(Interface dataset entries)
--------

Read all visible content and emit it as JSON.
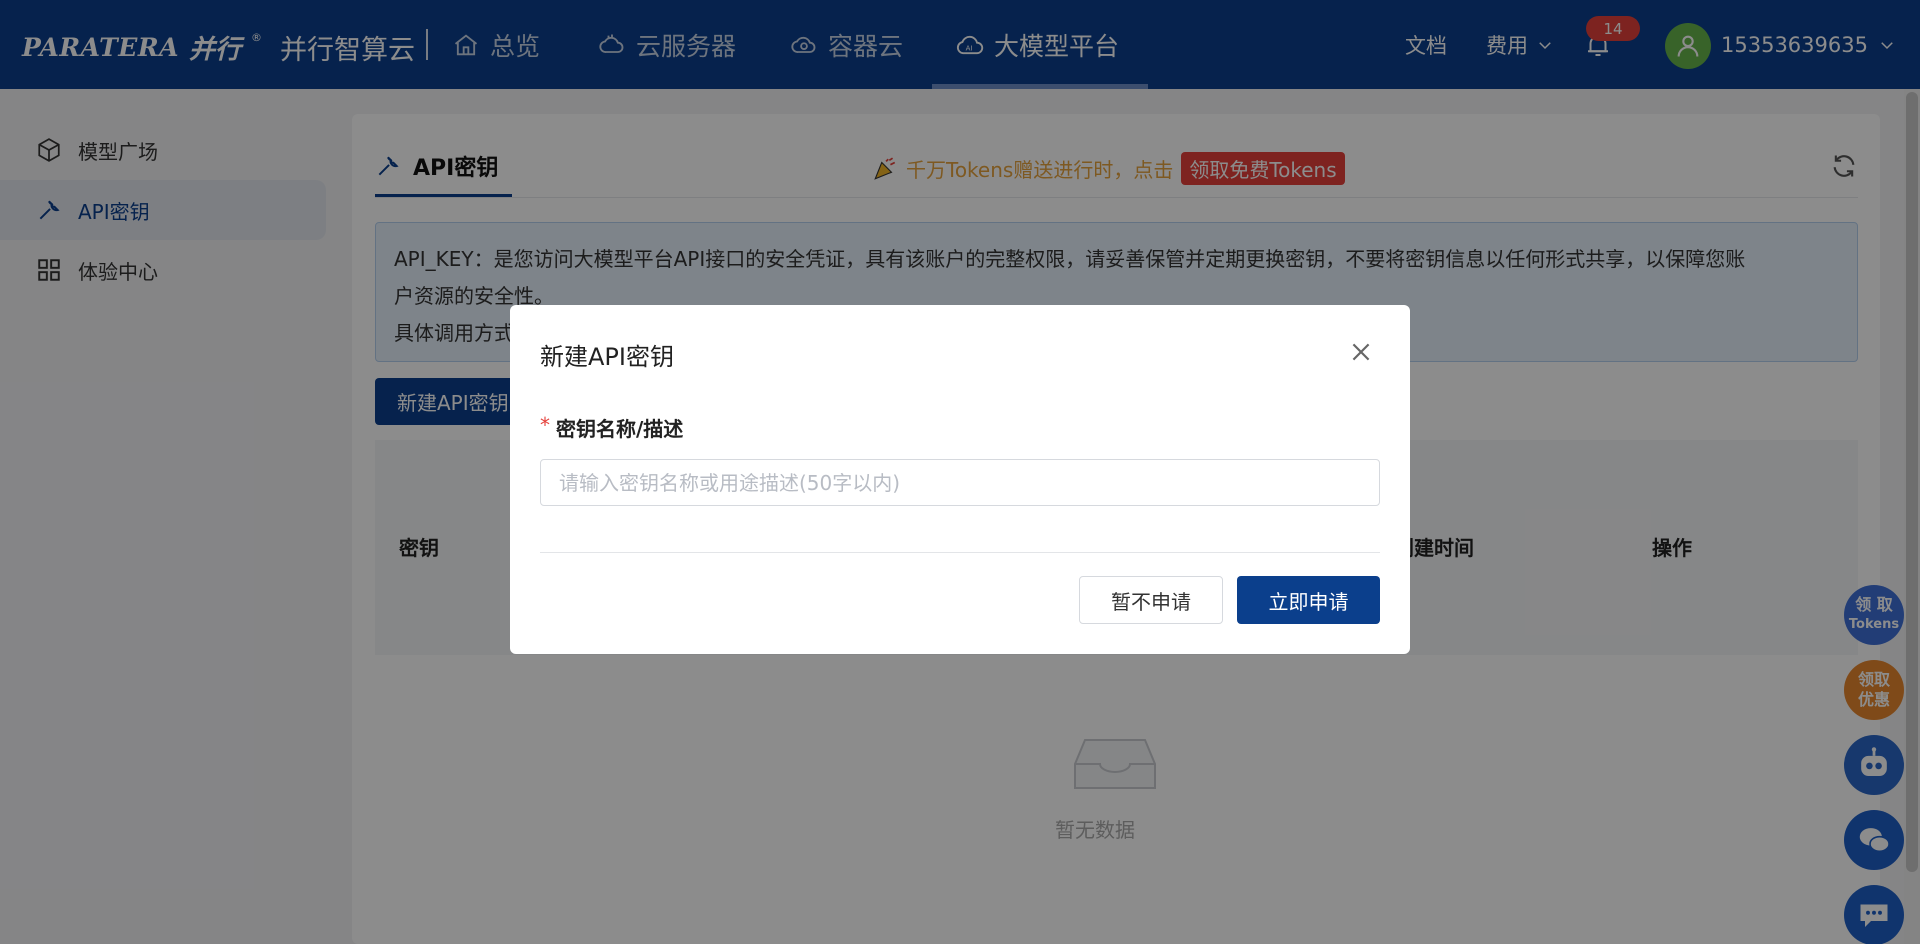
{
  "topbar": {
    "logo_en": "PARATERA",
    "logo_cn": "并行",
    "logo_reg": "®",
    "product": "并行智算云",
    "nav": [
      {
        "label": "总览",
        "icon": "home-icon"
      },
      {
        "label": "云服务器",
        "icon": "cloud-server-icon"
      },
      {
        "label": "容器云",
        "icon": "container-cloud-icon"
      },
      {
        "label": "大模型平台",
        "icon": "ai-cloud-icon",
        "active": true
      }
    ],
    "docs": "文档",
    "fees": "费用",
    "notification_count": "14",
    "username": "15353639635"
  },
  "sidebar": {
    "items": [
      {
        "label": "模型广场",
        "icon": "cube-icon"
      },
      {
        "label": "API密钥",
        "icon": "wrench-icon",
        "active": true
      },
      {
        "label": "体验中心",
        "icon": "grid-icon"
      }
    ]
  },
  "main": {
    "tab_title": "API密钥",
    "promo_text": "千万Tokens赠送进行时，点击",
    "promo_button": "领取免费Tokens",
    "notice_line1": "API_KEY：是您访问大模型平台API接口的安全凭证，具有该账户的完整权限，请妥善保管并定期更换密钥，不要将密钥信息以任何形式共享，以保障您账",
    "notice_line2": "户资源的安全性。",
    "notice_line3": "具体调用方式",
    "create_button": "新建API密钥",
    "columns": {
      "key": "密钥",
      "created": "创建时间",
      "actions": "操作"
    },
    "empty_text": "暂无数据"
  },
  "floating": {
    "tokens_line1": "领 取",
    "tokens_line2": "Tokens",
    "discount_line1": "领取",
    "discount_line2": "优惠"
  },
  "modal": {
    "title": "新建API密钥",
    "required_mark": "*",
    "field_label": "密钥名称/描述",
    "field_placeholder": "请输入密钥名称或用途描述(50字以内)",
    "field_value": "",
    "cancel": "暂不申请",
    "submit": "立即申请"
  },
  "colors": {
    "brand": "#0b3f8c",
    "danger": "#e5413b",
    "promo": "#e6a23c"
  }
}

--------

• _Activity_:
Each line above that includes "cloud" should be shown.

• _Your solution_:
        "icon": "cloud-server-icon"
        "icon": "container-cloud-icon"
        "icon": "ai-cloud-icon",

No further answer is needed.